It seems to me that Turkey tried to stop Russia from attacking the Turkmen rebels near its border. Turkey had protested about such attacks a few days before this incident in vain. But Turkey's attempt backfired badly with Russia having escalated its attacks at the border, a Turkish aid convoy was hit without that generating much of an outrage in the international community.
Then given that the Turkish shoot down of the Russian bomber has moved Turkey a lot farther away from implementing its agenda (protection of the population on Northern Syria using safe areas, setting up a no-fly zone there etc. etc.), one can ask why Turkey went about shooting down the Russian bomber, given that the violation of its air space was rather minimal?
I think that Turkey miscalculated the support it would get from NATO. While NATO formally accepted the Turkish perspective on the incident, it called for a de-escalation of this conflict. Britain has said that Russia and Turkey should discuss this incident. That's a rather muted response, it probably falls way short of a very strong condemnation of Russia that Turkey had hoped for.
So, instead of moving closer to a situation where Russia is more pressured to stop it's military attacks on non-ISIS targets, Russia has dramatically escalated such attacks. Also, Russia has announced that it will install the S-400 SAM system in Latakia, so if anyone is going to impose a no-fly zone it will likely be Russia.
Turkey has thus played the card of violations of its sovereignty rather badly, considering also that this was the only card left in its hands. Russia, on the other hand, has many such cards yet to play. Russia is intervening on the behalf of the Assad regime; violations by the US, France and others of Syrian sovereignty have been so far tolerated by Russia, something that Russia can always revoke in the future (when more Russian air defense assets arrive in the region) without that being an act of military aggression.
The bombing of the aid convoys is a good example. US planes would never have bombed aid convoys (consider e.g. a suspicious aid convoy near Raqqa, the US would be very careful to first verify that it's not an aid convoy, warn the drivers and take the convoy out only after multiple warnings). The US would also be legally obliged to act that way, because it is an intervention outside of its territory.
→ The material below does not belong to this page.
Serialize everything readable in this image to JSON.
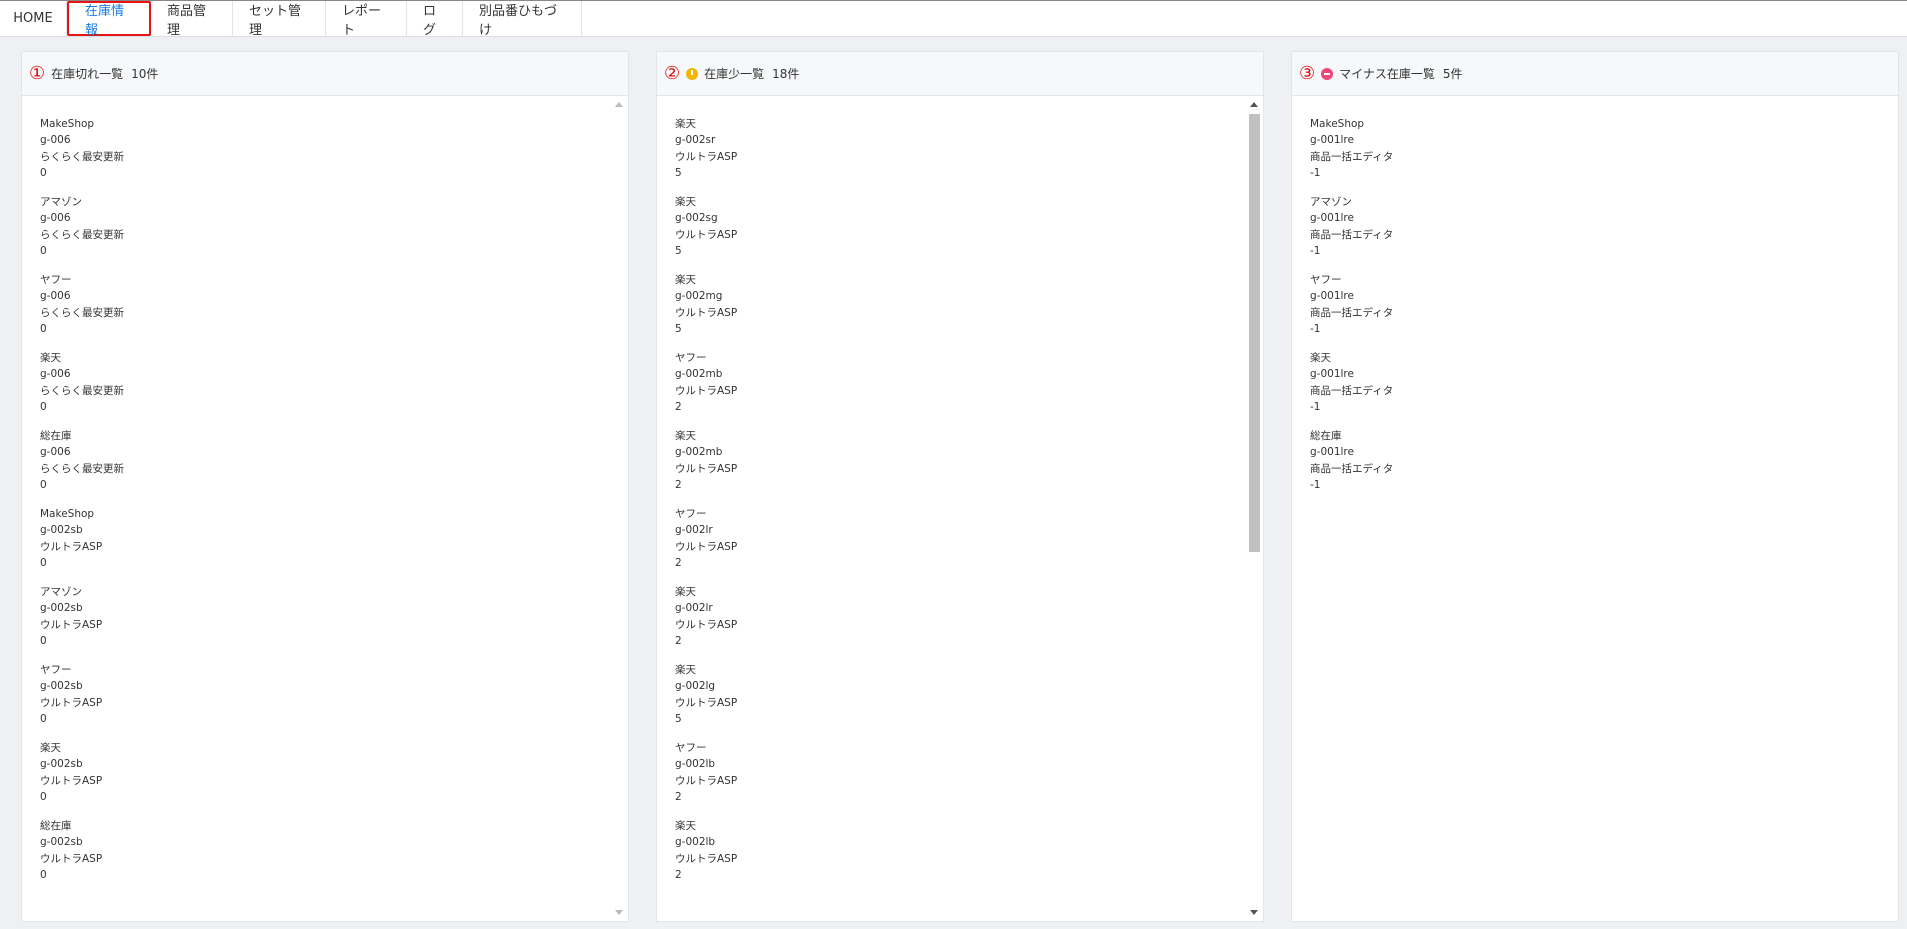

For Russia the legal situation is different, because it can make the case that the Turkish convoy violated Syrian sovereignty and was therefore justifiably taken out. Russia doesn't care about whether or not the convoy was in fact a civilian convoy or not, just that it was not cleared with them or the Syrian authorities to make sure it didn't contain any weapons for the rebels operating in the area.